* Task objective *
Sort through the entries below and pull out lines containing the word "username".

* Input records *
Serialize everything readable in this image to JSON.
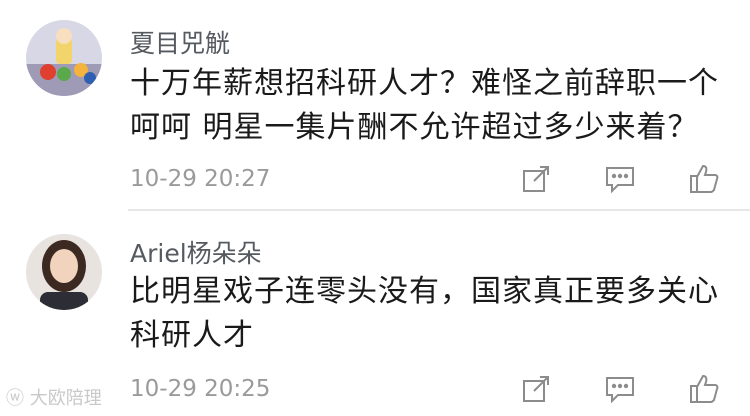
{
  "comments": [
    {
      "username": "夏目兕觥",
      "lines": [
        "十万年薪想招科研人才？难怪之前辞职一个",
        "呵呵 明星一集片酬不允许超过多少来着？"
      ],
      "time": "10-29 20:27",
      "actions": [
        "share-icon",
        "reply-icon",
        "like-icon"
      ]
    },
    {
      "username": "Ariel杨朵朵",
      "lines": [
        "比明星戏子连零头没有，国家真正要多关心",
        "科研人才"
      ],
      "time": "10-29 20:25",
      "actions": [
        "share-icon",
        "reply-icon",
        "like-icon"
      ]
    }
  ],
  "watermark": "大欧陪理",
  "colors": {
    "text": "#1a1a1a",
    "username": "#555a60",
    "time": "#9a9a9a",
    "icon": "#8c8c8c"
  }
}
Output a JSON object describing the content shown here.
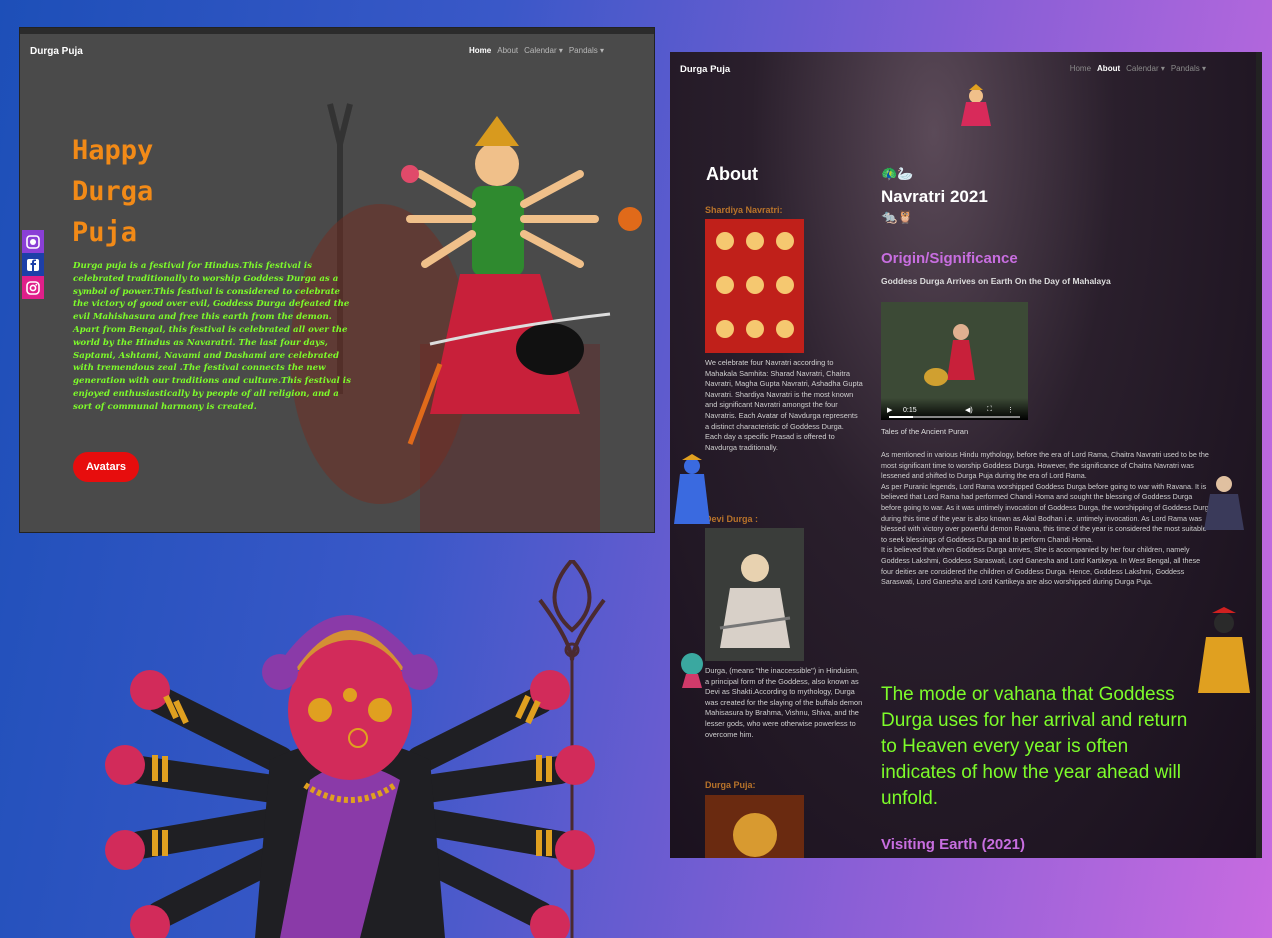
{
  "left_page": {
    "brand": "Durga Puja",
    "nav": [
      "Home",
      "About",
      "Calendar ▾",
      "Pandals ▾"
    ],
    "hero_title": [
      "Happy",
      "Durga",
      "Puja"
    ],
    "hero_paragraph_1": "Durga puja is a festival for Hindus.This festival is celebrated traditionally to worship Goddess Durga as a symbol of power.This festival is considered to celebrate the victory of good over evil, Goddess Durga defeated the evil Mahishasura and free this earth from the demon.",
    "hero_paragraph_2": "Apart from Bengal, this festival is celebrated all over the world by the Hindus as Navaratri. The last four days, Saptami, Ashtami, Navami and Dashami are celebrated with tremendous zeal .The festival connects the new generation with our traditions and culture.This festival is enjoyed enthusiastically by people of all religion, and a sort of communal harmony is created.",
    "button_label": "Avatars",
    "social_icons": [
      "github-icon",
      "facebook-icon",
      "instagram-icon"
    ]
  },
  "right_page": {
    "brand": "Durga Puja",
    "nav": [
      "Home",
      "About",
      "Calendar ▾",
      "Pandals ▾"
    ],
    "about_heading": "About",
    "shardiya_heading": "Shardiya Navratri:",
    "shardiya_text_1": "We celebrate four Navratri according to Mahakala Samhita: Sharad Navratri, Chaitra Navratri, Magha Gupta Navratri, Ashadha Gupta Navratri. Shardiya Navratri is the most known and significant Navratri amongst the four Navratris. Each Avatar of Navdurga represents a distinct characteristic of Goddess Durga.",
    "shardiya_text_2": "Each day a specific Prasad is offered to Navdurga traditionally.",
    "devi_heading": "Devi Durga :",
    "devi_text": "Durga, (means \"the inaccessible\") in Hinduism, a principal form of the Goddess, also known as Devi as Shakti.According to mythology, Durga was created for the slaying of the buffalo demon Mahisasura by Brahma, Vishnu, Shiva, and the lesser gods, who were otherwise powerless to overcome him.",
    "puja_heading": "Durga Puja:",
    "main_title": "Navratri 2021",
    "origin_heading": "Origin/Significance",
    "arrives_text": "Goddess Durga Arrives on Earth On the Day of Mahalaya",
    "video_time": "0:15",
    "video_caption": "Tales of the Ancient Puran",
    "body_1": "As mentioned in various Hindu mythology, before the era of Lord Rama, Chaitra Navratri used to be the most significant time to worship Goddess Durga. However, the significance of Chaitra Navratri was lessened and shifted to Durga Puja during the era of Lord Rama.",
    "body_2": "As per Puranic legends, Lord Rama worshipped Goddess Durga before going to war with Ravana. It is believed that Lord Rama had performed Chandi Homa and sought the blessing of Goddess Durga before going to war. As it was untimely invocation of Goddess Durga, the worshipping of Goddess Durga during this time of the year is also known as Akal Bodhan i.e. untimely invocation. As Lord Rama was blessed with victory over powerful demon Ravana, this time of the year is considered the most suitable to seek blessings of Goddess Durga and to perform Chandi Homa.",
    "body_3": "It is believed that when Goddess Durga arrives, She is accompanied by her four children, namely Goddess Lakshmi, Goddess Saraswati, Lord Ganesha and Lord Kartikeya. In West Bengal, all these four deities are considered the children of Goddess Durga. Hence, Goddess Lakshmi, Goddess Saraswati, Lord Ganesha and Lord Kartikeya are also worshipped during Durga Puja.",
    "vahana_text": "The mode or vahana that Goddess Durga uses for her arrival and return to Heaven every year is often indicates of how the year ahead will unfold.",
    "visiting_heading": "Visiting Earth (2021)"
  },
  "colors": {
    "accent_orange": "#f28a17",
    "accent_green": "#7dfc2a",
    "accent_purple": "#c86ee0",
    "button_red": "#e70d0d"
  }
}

* Worked solution *
      "username": "夏目兕觥",
      "username": "Ariel杨朵朵",
    "username": "#555a60",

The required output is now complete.